Description of the task ::
Without changing anything, output the records below.

Segment Start: Exercise materials

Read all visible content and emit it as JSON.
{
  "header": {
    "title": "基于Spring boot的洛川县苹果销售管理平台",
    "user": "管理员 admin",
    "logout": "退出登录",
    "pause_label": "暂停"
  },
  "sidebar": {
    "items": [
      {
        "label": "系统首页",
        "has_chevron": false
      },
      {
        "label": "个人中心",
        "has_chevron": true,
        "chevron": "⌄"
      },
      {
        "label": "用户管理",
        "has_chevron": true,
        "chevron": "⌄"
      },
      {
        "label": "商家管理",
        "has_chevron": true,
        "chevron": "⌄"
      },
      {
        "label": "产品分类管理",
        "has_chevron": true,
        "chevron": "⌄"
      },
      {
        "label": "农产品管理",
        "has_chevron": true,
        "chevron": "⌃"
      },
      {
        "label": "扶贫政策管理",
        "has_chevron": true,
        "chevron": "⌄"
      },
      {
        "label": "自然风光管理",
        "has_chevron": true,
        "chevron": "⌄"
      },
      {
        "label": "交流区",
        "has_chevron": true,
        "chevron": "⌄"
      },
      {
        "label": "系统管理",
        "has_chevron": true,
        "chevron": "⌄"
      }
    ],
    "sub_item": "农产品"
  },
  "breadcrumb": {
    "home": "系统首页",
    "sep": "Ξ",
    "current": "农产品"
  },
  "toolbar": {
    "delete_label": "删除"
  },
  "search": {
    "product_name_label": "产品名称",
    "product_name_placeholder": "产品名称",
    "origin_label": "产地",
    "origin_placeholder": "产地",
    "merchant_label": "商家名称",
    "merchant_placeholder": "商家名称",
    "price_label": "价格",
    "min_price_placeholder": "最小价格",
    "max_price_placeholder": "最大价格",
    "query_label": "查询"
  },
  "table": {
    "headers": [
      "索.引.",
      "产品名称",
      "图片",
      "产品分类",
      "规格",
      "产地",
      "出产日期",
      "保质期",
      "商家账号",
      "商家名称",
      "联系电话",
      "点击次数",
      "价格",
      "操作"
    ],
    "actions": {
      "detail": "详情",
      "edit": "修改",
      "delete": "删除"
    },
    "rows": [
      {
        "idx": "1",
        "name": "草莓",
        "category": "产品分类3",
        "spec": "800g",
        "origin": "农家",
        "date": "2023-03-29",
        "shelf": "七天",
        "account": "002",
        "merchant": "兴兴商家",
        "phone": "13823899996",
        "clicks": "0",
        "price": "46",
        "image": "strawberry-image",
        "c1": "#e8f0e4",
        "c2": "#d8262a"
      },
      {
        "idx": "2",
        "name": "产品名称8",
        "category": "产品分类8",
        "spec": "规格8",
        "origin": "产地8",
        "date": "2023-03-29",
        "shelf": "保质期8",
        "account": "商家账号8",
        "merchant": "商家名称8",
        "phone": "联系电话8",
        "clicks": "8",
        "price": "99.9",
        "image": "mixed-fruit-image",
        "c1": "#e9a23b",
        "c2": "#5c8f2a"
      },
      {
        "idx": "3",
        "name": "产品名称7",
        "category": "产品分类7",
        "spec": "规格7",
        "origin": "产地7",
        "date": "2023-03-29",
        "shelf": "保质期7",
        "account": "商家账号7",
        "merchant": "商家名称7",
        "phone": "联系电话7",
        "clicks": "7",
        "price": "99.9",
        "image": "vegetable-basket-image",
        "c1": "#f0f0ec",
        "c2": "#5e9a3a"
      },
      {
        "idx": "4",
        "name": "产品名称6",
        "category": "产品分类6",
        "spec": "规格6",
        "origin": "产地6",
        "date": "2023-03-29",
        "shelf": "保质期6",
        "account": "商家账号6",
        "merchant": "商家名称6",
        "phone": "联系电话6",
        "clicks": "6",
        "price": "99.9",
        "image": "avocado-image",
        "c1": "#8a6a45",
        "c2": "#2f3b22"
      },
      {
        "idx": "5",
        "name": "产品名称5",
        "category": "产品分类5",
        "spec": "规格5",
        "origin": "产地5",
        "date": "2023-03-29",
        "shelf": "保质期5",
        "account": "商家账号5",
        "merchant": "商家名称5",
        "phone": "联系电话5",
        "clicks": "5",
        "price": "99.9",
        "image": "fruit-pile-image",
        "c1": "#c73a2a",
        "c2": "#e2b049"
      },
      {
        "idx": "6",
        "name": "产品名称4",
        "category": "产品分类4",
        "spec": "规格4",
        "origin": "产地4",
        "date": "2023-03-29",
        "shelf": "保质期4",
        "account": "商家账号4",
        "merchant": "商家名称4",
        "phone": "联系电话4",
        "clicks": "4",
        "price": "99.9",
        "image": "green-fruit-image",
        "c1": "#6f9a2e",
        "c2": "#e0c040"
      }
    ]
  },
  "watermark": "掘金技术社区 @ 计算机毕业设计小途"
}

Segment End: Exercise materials

Exercise solution ::
Read all visible content and emit it as JSON.
{
  "header": {
    "title": "基于Spring boot的洛川县苹果销售管理平台",
    "user": "管理员 admin",
    "logout": "退出登录",
    "pause_label": "暂停"
  },
  "sidebar": {
    "items": [
      {
        "label": "系统首页",
        "has_chevron": false
      },
      {
        "label": "个人中心",
        "has_chevron": true,
        "chevron": "⌄"
      },
      {
        "label": "用户管理",
        "has_chevron": true,
        "chevron": "⌄"
      },
      {
        "label": "商家管理",
        "has_chevron": true,
        "chevron": "⌄"
      },
      {
        "label": "产品分类管理",
        "has_chevron": true,
        "chevron": "⌄"
      },
      {
        "label": "农产品管理",
        "has_chevron": true,
        "chevron": "⌃"
      },
      {
        "label": "扶贫政策管理",
        "has_chevron": true,
        "chevron": "⌄"
      },
      {
        "label": "自然风光管理",
        "has_chevron": true,
        "chevron": "⌄"
      },
      {
        "label": "交流区",
        "has_chevron": true,
        "chevron": "⌄"
      },
      {
        "label": "系统管理",
        "has_chevron": true,
        "chevron": "⌄"
      }
    ],
    "sub_item": "农产品"
  },
  "breadcrumb": {
    "home": "系统首页",
    "sep": "Ξ",
    "current": "农产品"
  },
  "toolbar": {
    "delete_label": "删除"
  },
  "search": {
    "product_name_label": "产品名称",
    "product_name_placeholder": "产品名称",
    "origin_label": "产地",
    "origin_placeholder": "产地",
    "merchant_label": "商家名称",
    "merchant_placeholder": "商家名称",
    "price_label": "价格",
    "min_price_placeholder": "最小价格",
    "max_price_placeholder": "最大价格",
    "query_label": "查询"
  },
  "table": {
    "headers": [
      "索.引.",
      "产品名称",
      "图片",
      "产品分类",
      "规格",
      "产地",
      "出产日期",
      "保质期",
      "商家账号",
      "商家名称",
      "联系电话",
      "点击次数",
      "价格",
      "操作"
    ],
    "actions": {
      "detail": "详情",
      "edit": "修改",
      "delete": "删除"
    },
    "rows": [
      {
        "idx": "1",
        "name": "草莓",
        "category": "产品分类3",
        "spec": "800g",
        "origin": "农家",
        "date": "2023-03-29",
        "shelf": "七天",
        "account": "002",
        "merchant": "兴兴商家",
        "phone": "13823899996",
        "clicks": "0",
        "price": "46",
        "image": "strawberry-image",
        "c1": "#e8f0e4",
        "c2": "#d8262a"
      },
      {
        "idx": "2",
        "name": "产品名称8",
        "category": "产品分类8",
        "spec": "规格8",
        "origin": "产地8",
        "date": "2023-03-29",
        "shelf": "保质期8",
        "account": "商家账号8",
        "merchant": "商家名称8",
        "phone": "联系电话8",
        "clicks": "8",
        "price": "99.9",
        "image": "mixed-fruit-image",
        "c1": "#e9a23b",
        "c2": "#5c8f2a"
      },
      {
        "idx": "3",
        "name": "产品名称7",
        "category": "产品分类7",
        "spec": "规格7",
        "origin": "产地7",
        "date": "2023-03-29",
        "shelf": "保质期7",
        "account": "商家账号7",
        "merchant": "商家名称7",
        "phone": "联系电话7",
        "clicks": "7",
        "price": "99.9",
        "image": "vegetable-basket-image",
        "c1": "#f0f0ec",
        "c2": "#5e9a3a"
      },
      {
        "idx": "4",
        "name": "产品名称6",
        "category": "产品分类6",
        "spec": "规格6",
        "origin": "产地6",
        "date": "2023-03-29",
        "shelf": "保质期6",
        "account": "商家账号6",
        "merchant": "商家名称6",
        "phone": "联系电话6",
        "clicks": "6",
        "price": "99.9",
        "image": "avocado-image",
        "c1": "#8a6a45",
        "c2": "#2f3b22"
      },
      {
        "idx": "5",
        "name": "产品名称5",
        "category": "产品分类5",
        "spec": "规格5",
        "origin": "产地5",
        "date": "2023-03-29",
        "shelf": "保质期5",
        "account": "商家账号5",
        "merchant": "商家名称5",
        "phone": "联系电话5",
        "clicks": "5",
        "price": "99.9",
        "image": "fruit-pile-image",
        "c1": "#c73a2a",
        "c2": "#e2b049"
      },
      {
        "idx": "6",
        "name": "产品名称4",
        "category": "产品分类4",
        "spec": "规格4",
        "origin": "产地4",
        "date": "2023-03-29",
        "shelf": "保质期4",
        "account": "商家账号4",
        "merchant": "商家名称4",
        "phone": "联系电话4",
        "clicks": "4",
        "price": "99.9",
        "image": "green-fruit-image",
        "c1": "#6f9a2e",
        "c2": "#e0c040"
      }
    ]
  },
  "watermark": "掘金技术社区 @ 计算机毕业设计小途"
}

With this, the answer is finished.